To be honest, the ads are shockingly similar. Both utilize a cool voice over, the magic of Detroit, as well as awe-inspiring visuals of America.
Clintwood appears much earlier in the 2012 commercial, however. This year’s ad took 47 seconds (about half the ad) before getting a glimpse of Dylan. With slogan “It’s halftime in America," the 2012 ad reflected the recession and had a slightly darker feel, focusing on the struggle. Portraying the core values of strength, unity, and endurance, Eastwood’s commercial fights. Detroit struggled and survived just like the rest of us. The last 20 seconds of the ad have Clintwood almost whispering to the audience, “It’s halftime America, and our second half’s about to begin." Bold and empowering, the commercial leaves you braced to defend.
Forbes notes that the “Imported from Detroit” campaign helped Chrysler revive its business.
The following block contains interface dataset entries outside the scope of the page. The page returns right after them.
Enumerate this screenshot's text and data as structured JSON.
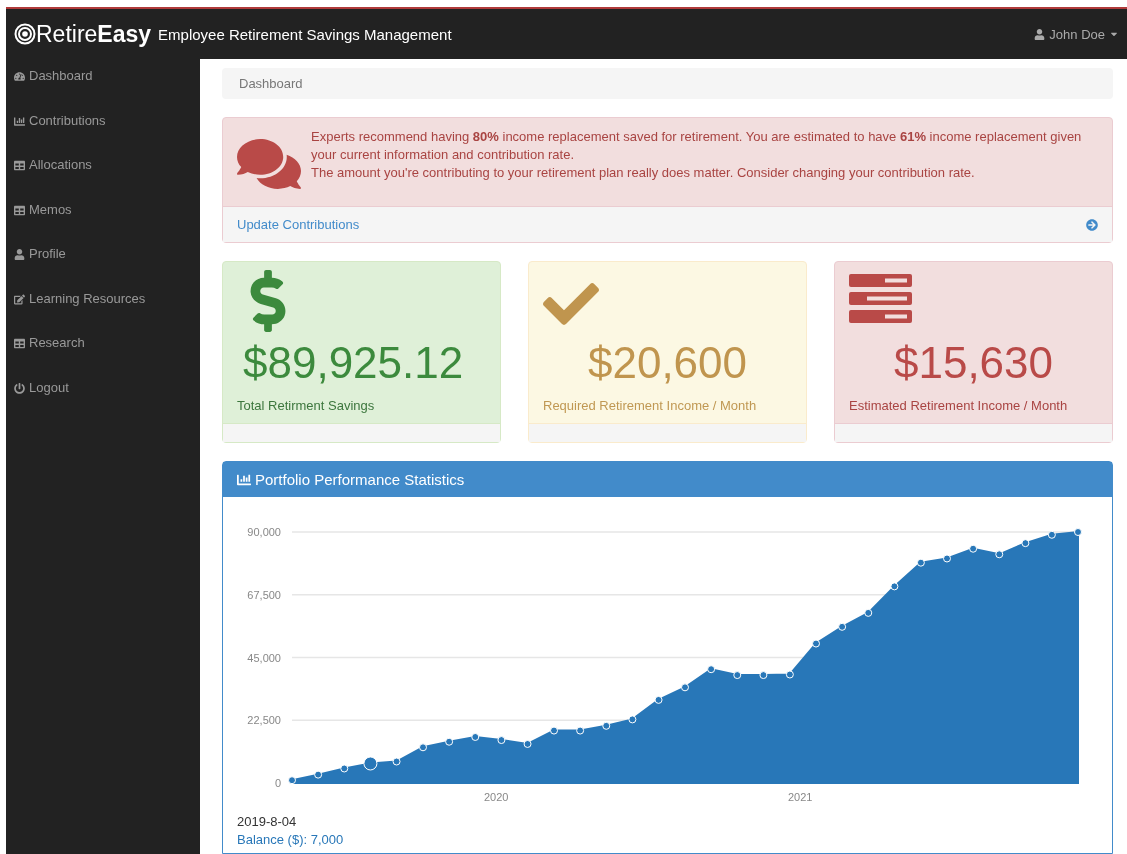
{
  "navbar": {
    "brand": "Retire**Easy**",
    "subtitle": "Employee Retirement Savings Management",
    "user": "John Doe"
  },
  "sidebar": {
    "items": [
      {
        "label": "Dashboard"
      },
      {
        "label": "Contributions"
      },
      {
        "label": "Allocations"
      },
      {
        "label": "Memos"
      },
      {
        "label": "Profile"
      },
      {
        "label": "Learning Resources"
      },
      {
        "label": "Research"
      },
      {
        "label": "Logout"
      }
    ]
  },
  "breadcrumb": "Dashboard",
  "alert": {
    "lines": [
      "Experts recommend having **80%** income replacement saved for retirement. You are estimated to have **61%** income replacement given your current information and contribution rate.",
      "The amount you're contributing to your retirement plan really does matter. Consider changing your contribution rate."
    ],
    "link": "Update Contributions"
  },
  "cards": [
    {
      "kind": "success",
      "value": "$89,925.12",
      "label": "Total Retirment Savings"
    },
    {
      "kind": "warning",
      "value": "$20,600",
      "label": "Required Retirement Income / Month"
    },
    {
      "kind": "danger",
      "value": "$15,630",
      "label": "Estimated Retirement Income / Month"
    }
  ],
  "panel": {
    "title": "Portfolio Performance Statistics",
    "chart_data": {
      "type": "area",
      "x": [
        2019.328,
        2019.414,
        2019.5,
        2019.586,
        2019.672,
        2019.759,
        2019.845,
        2019.931,
        2020.017,
        2020.103,
        2020.19,
        2020.276,
        2020.362,
        2020.448,
        2020.534,
        2020.621,
        2020.707,
        2020.793,
        2020.879,
        2020.966,
        2021.052,
        2021.138,
        2021.224,
        2021.31,
        2021.397,
        2021.483,
        2021.569,
        2021.655,
        2021.741,
        2021.828,
        2021.914
      ],
      "series": [
        {
          "name": "Balance ($)",
          "color": "#2877b8",
          "values": [
            1000,
            3000,
            5200,
            7000,
            7700,
            12800,
            14800,
            16500,
            15400,
            14000,
            18800,
            18800,
            20500,
            22800,
            29800,
            34300,
            40800,
            38700,
            38700,
            38900,
            50000,
            56000,
            61000,
            70500,
            79000,
            80500,
            84000,
            82000,
            86000,
            89000,
            90000
          ]
        }
      ],
      "ylim": [
        0,
        90000
      ],
      "yticks": [
        {
          "value": 0,
          "label": "0"
        },
        {
          "value": 22500,
          "label": "22,500"
        },
        {
          "value": 45000,
          "label": "45,000"
        },
        {
          "value": 67500,
          "label": "67,500"
        },
        {
          "value": 90000,
          "label": "90,000"
        }
      ],
      "xlim": [
        2019.328,
        2021.914
      ],
      "grid": true,
      "xticks": [
        2020,
        2021
      ],
      "annotations": [
        "2019-8-04"
      ]
    },
    "points": [
      {
        "selected": false
      },
      {
        "selected": false
      },
      {
        "selected": false
      },
      {
        "selected": true
      },
      {
        "selected": false
      },
      {
        "selected": false
      },
      {
        "selected": false
      },
      {
        "selected": false
      },
      {
        "selected": false
      },
      {
        "selected": false
      },
      {
        "selected": false
      },
      {
        "selected": false
      },
      {
        "selected": false
      },
      {
        "selected": false
      },
      {
        "selected": false
      },
      {
        "selected": false
      },
      {
        "selected": false
      },
      {
        "selected": false
      },
      {
        "selected": false
      },
      {
        "selected": false
      },
      {
        "selected": false
      },
      {
        "selected": false
      },
      {
        "selected": false
      },
      {
        "selected": false
      },
      {
        "selected": false
      },
      {
        "selected": false
      },
      {
        "selected": false
      },
      {
        "selected": false
      },
      {
        "selected": false
      },
      {
        "selected": false
      },
      {
        "selected": false
      }
    ],
    "tooltip": {
      "separator": ":",
      "value": "7,000"
    }
  }
}
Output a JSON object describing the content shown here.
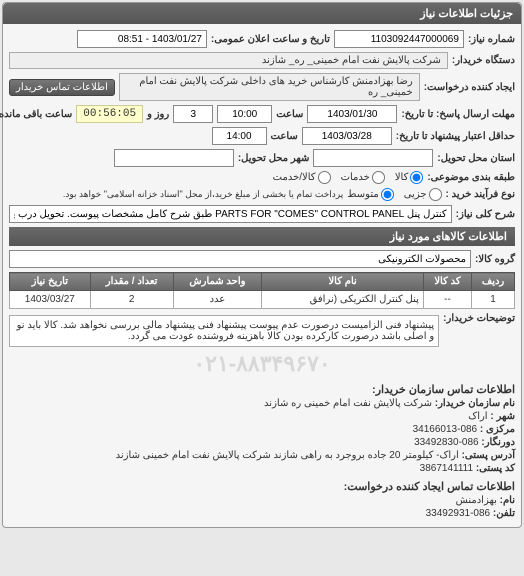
{
  "header": {
    "title": "جزئیات اطلاعات نیاز"
  },
  "fields": {
    "req_no_label": "شماره نیاز:",
    "req_no": "1103092447000069",
    "announce_label": "تاریخ و ساعت اعلان عمومی:",
    "announce_value": "1403/01/27 - 08:51",
    "buyer_org_label": "دستگاه خریدار:",
    "buyer_org": "شرکت پالایش نفت امام خمینی_ ره_ شازند",
    "creator_label": "ایجاد کننده درخواست:",
    "creator": "رضا بهزادمنش کارشناس خرید های داخلی   شرکت پالایش نفت امام خمینی_ ره",
    "contact_btn": "اطلاعات تماس خریدار",
    "deadline_label": "مهلت ارسال پاسخ: تا تاریخ:",
    "deadline_date": "1403/01/30",
    "time_label": "ساعت",
    "deadline_time": "10:00",
    "remain_days": "3",
    "remain_days_label": "روز و",
    "remain_time": "00:56:05",
    "remain_suffix": "ساعت باقی مانده",
    "validity_label": "حداقل اعتبار پیشنهاد تا تاریخ:",
    "validity_date": "1403/03/28",
    "validity_time": "14:00",
    "delivery_prov_label": "استان محل تحویل:",
    "delivery_city_label": "شهر محل تحویل:",
    "pack_label": "طبقه بندی موضوعی:",
    "pack_kala": "کالا",
    "pack_khadamat": "خدمات",
    "pack_both": "کالا/خدمت",
    "process_label": "نوع فرآیند خرید :",
    "process_small": "جزیی",
    "process_medium": "متوسط",
    "process_note": "پرداخت تمام یا بخشی از مبلغ خرید،از محل \"اسناد خزانه اسلامی\" خواهد بود.",
    "desc_label": "شرح کلی نیاز:",
    "desc_value": "کنترل پنل PARTS FOR \"COMES\" CONTROL PANEL طبق شرح کامل مشخصات پیوست. تحویل درب پالایشگاه."
  },
  "items_section": {
    "title": "اطلاعات کالاهای مورد نیاز",
    "group_label": "گروه کالا:",
    "group_value": "محصولات الکترونیکی",
    "cols": {
      "row": "ردیف",
      "code": "کد کالا",
      "name": "نام کالا",
      "unit": "واحد شمارش",
      "qty": "تعداد / مقدار",
      "need_date": "تاریخ نیاز"
    },
    "rows": [
      {
        "row": "1",
        "code": "--",
        "name": "پنل کنترل الکتریکی (نرافق",
        "unit": "عدد",
        "qty": "2",
        "need_date": "1403/03/27"
      }
    ]
  },
  "note": {
    "label": "توضیحات خریدار:",
    "text": "پیشنهاد فنی الزامیست درصورت عدم پیوست پیشنهاد فنی پیشنهاد مالی بررسی نخواهد شد. کالا باید نو و اصلی باشد درصورت کارکرده بودن کالا باهزینه فروشنده عودت می گردد."
  },
  "contact": {
    "title": "اطلاعات تماس سازمان خریدار:",
    "org_label": "نام سازمان خریدار:",
    "org": "شرکت پالایش نفت امام خمینی ره شازند",
    "city_label": "شهر :",
    "city": "اراک",
    "center_label": "مرکزی :",
    "phone_label": "086-34166013",
    "fax_label": "دورنگار:",
    "fax": "086-33492830",
    "addr_label": "آدرس پستی:",
    "addr": "اراک- کیلومتر 20 جاده بروجرد به راهی شازند شرکت پالایش نفت امام خمینی شازند",
    "post_label": "کد پستی:",
    "post": "3867141111",
    "req_contact_title": "اطلاعات تماس ایجاد کننده درخواست:",
    "person_label": "نام:",
    "person": "بهزادمنش",
    "tel_label": "تلفن:",
    "tel": "086-33492931"
  },
  "watermark": "۰۲۱-۸۸۳۴۹۶۷۰"
}
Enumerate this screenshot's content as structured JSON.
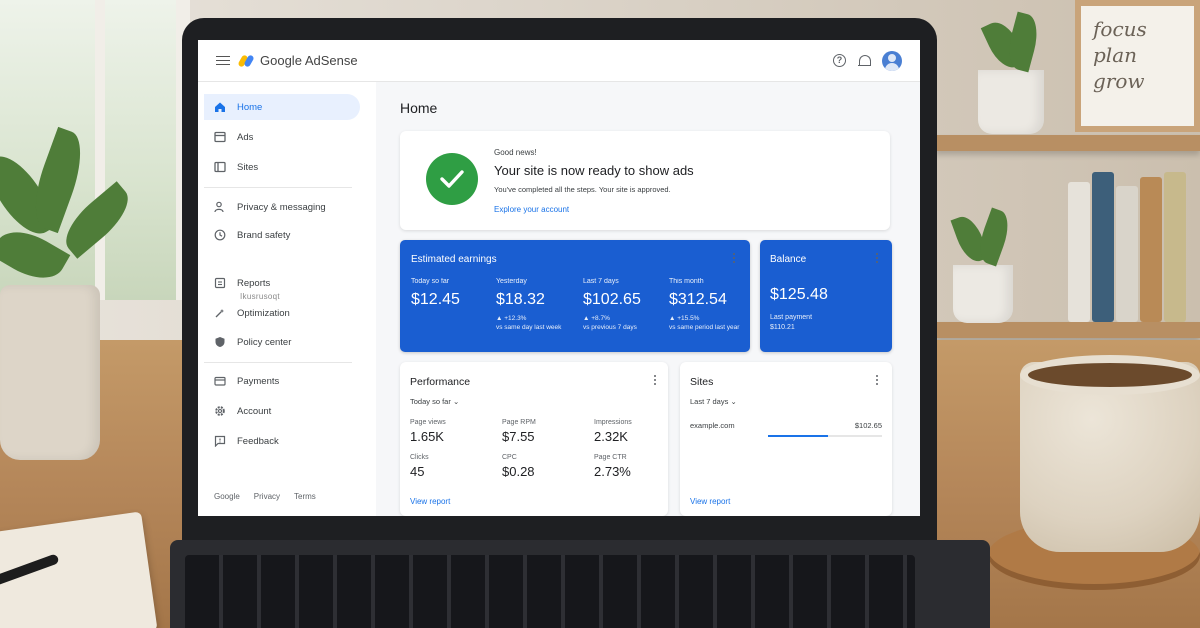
{
  "app": {
    "brand": "Google AdSense"
  },
  "sidebar": {
    "items": [
      {
        "label": "Home",
        "icon": "home-icon",
        "active": true
      },
      {
        "label": "Ads",
        "icon": "ads-icon"
      },
      {
        "label": "Sites",
        "icon": "sites-icon"
      },
      {
        "label": "Privacy & messaging",
        "icon": "person-shield-icon"
      },
      {
        "label": "Brand safety",
        "icon": "clock-icon"
      },
      {
        "label": "Reports",
        "icon": "report-icon"
      },
      {
        "label": "Optimization",
        "icon": "optimization-icon"
      },
      {
        "label": "Policy center",
        "icon": "shield-icon"
      },
      {
        "label": "Payments",
        "icon": "payments-icon"
      },
      {
        "label": "Account",
        "icon": "gear-icon"
      },
      {
        "label": "Feedback",
        "icon": "feedback-icon"
      }
    ],
    "ghost_text": "Ikusrusoqt",
    "footer": [
      "Google",
      "Privacy",
      "Terms"
    ]
  },
  "main": {
    "title": "Home",
    "banner": {
      "kicker": "Good news!",
      "headline": "Your site is now ready to show ads",
      "sub": "You've completed all the steps. Your site is approved.",
      "link": "Explore your account"
    },
    "earnings": {
      "title": "Estimated earnings",
      "metrics": [
        {
          "label": "Today so far",
          "value": "$12.45",
          "delta": "",
          "compare": ""
        },
        {
          "label": "Yesterday",
          "value": "$18.32",
          "delta": "▲ +12.3%",
          "compare": "vs same day last week"
        },
        {
          "label": "Last 7 days",
          "value": "$102.65",
          "delta": "▲ +8.7%",
          "compare": "vs previous 7 days"
        },
        {
          "label": "This month",
          "value": "$312.54",
          "delta": "▲ +15.5%",
          "compare": "vs same period last year"
        }
      ]
    },
    "balance": {
      "title": "Balance",
      "value": "$125.48",
      "last_label": "Last payment",
      "last_value": "$110.21"
    },
    "performance": {
      "title": "Performance",
      "range": "Today so far",
      "metrics": [
        {
          "label": "Page views",
          "value": "1.65K"
        },
        {
          "label": "Page RPM",
          "value": "$7.55"
        },
        {
          "label": "Impressions",
          "value": "2.32K"
        },
        {
          "label": "Clicks",
          "value": "45"
        },
        {
          "label": "CPC",
          "value": "$0.28"
        },
        {
          "label": "Page CTR",
          "value": "2.73%"
        }
      ],
      "link": "View report"
    },
    "sites": {
      "title": "Sites",
      "range": "Last 7 days",
      "rows": [
        {
          "site": "example.com",
          "amount": "$102.65",
          "share": 0.53
        }
      ],
      "link": "View report"
    }
  },
  "background": {
    "frame_text": "focus plan grow"
  },
  "colors": {
    "accent": "#1a73e8",
    "card_blue": "#1a5ed1",
    "success": "#2f9e44"
  }
}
Not only did it land Chrysler back on the map, but it provided the means for Chrysler to actually help its parent by subsidizing Fiat in Europe with profits from automobile sales in the United States.
“There’s nothing more important to me than showing the world that there is nothing we owe — nothing — to German technology, to Japanese quality or to European flair and style, and this is a part of Chrysler’s mission that also was contained in the ‘Imported From Detroit’ tag line," Chrysler CMO Olivier Francois told Forbes.
With the success of the 2012 ad, it is no wonder Chrysler didn’t stray far from the formula this year. “Is there anything more American, than America?” was posed for 2014 by Chrysler. “You can’t duplicate cool” seems fitting, with icon Dylan enforcing it. While Eastwood’s ad focused on strength, Dylan’s is a piece of Pride. Taking on a lighter tone, the commercial was setup in essentially the same way as the 2012 commercial. A montage of inspiring “all American” images. Work, life, and Pride are all strongly portrayed in this year's Chrysler commercial.
Both ads pay their homage to the American factory worker, the American dream, and American craftsmanship, all while simultaneously instilling a swelling pride in America.
However, as Eastwood’s 2012 ad focused on the American ability to endure and look towards the future, Dylan’s 2014 ad was carrying strong undercurrents of nostalgia. From the highway 66 to the slightly bigoted “let Asia assemble your phone,” this year's Chrysler ad speaks towards the simple bliss and power of America (and an American made automobile).
According to the LA Times, this is but one of multiple commercials to feature Dylan in recent years. Others include a 2007 appearance for Cadillac, as well as a Victoria’s Secret commercial featuring “Love Sick."
While the similarities are blaring at first, there are so many differences within the ads that it’s hard to declare a winner. However, with its simple and optimistic tone, Dylan’s commercial for the Chrysler 200 seemed to be a more polished example of what Chrysler was aiming to hit back in 2012. Only time will tell of the ads impact.
Let us know what you think in the comments below.
Photo Courtesy of Wikimedia Commons